I can’t say I know all the players but over the years, as an avid rugby supporter, I have met a few and more importantly I know the effect that one player in particular has had in the rural community from where he hails and the esteem in which he is held in the local club where he first learnt his game.
A paid professional with Munster who when he gets the chance turns up at the weekly Cashel rugby club training session and without any fanfare trains with and passes on what he’s learnt to his former club-mates. I remember the pride of the people of the tiny Tipperary village of Dualla when he got his international call up and their delight when as part of victorious Munster team he returned to Tipperary with the European cup, arguably the pinnacle of club rugby.
I won’t name this one man as I’m sure that there are fourteen similar stories for each man who lined out that night for Ireland and fifteen more for the remainder of the squad.
I would invite Mr Mullan to watch again the footage of the players when they lined out in Croke park against France and England, I suggest that he look at the players faces as Amhràn na bhFiann was sang and revisit his views on the pride and passion of these players.
The fact that the IRFU have made a decision not to use Amhràn na bhFiann and the tricolour for away international matches and matches in the North (both are used during home internationals in the South) is a decision that infuriates many inside and outside of the rugby fraternity but it is a completely separate issue to that of the patriotism of the players.
It is my personal preference that Amhràn na bhFiann be sung at all Irish internationals while the tricolour is flown over the stadium but I have some sympathy for the IRFU.
The Irish rugby team has representation from across Ireland and from both of the major traditions on our island, this means the flag and anthem of one tradition is unlikely to be well received by members of the other.

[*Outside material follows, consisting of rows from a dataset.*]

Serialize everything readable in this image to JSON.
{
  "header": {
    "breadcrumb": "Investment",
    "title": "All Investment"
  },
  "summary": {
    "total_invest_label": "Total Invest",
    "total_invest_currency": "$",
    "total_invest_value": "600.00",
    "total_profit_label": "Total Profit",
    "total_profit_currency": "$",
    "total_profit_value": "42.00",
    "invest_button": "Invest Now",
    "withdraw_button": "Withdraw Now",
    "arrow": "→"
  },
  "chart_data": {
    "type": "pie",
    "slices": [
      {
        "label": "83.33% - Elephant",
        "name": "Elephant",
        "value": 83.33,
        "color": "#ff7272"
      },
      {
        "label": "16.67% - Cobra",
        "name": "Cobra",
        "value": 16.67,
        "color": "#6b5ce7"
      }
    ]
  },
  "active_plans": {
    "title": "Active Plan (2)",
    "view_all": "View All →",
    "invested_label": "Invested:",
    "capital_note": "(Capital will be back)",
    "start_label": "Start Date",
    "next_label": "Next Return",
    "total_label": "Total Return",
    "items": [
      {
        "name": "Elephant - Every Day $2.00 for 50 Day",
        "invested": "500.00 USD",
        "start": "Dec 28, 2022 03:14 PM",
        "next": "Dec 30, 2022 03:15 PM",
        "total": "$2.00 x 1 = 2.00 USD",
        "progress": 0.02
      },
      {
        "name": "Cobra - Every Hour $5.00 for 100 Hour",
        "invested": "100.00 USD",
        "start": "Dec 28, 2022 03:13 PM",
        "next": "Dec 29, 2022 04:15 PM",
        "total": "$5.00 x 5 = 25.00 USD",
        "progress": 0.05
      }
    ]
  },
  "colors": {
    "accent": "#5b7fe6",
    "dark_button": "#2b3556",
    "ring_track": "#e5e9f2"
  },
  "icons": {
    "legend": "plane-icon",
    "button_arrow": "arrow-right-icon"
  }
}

The decision to use a song and flag that are neutral is the IRFU’s attempt to be inclusive and in fairness to them any decision they make on the matter will draw criticism from some quarter. Perhaps that criticism is warranted, perhaps not. By all means have the debate, but leave the players out of it.
Belfast Dock Strike Lunchtime Lectures
I thought it might be of interest to your readers to know that Dublin City Libraries and SIPTU are running a series of free lunchtime lectures in Dublin City Hall in October entitled: Jim Larkin and 1907: The Centenary of the Belfast Dock Strike Lunchtime Lectures in Dublin City Hall.
2 Oct: City in Revolt: Jim Larkin and the Belfast Dockers’ and Carters’ Strike 1907 by John Gray, Linenhall Library Belfast
9 Oct: Women workers and Belfast, 1907 by Theresa Moriarty, Irish Labour History Society
16 Oct: The RIC and the Belfast Strike by Hugh Forrester, Curator, Police Museum, Belfast
23 Oct: Belfast 1907: Context and Consequences by Henry Patterson, University of Ulster
30 Oct: Belfast 1907: Foundation stone of the Irish Transport and General Workers Union by Francis Devine, SIPTU College
More information is available from 01 2222204 or 01 6744996.
Seosaimh Ó Tuathail,
Baile Átha Cliath 3.
Sean McCaughey website
I recently constructed a new website dedicated to Oglach. Sean McCaughey (1916-1946) who died on Hunger-Strike in Portlaoise.
Given it’s still in the developing stages, I would welcome any comments or suggestions from your readership.
The website can be found at: www.seanmccaugheyhistoricalsociety.moonfruit.com
Mairtin Og Meehan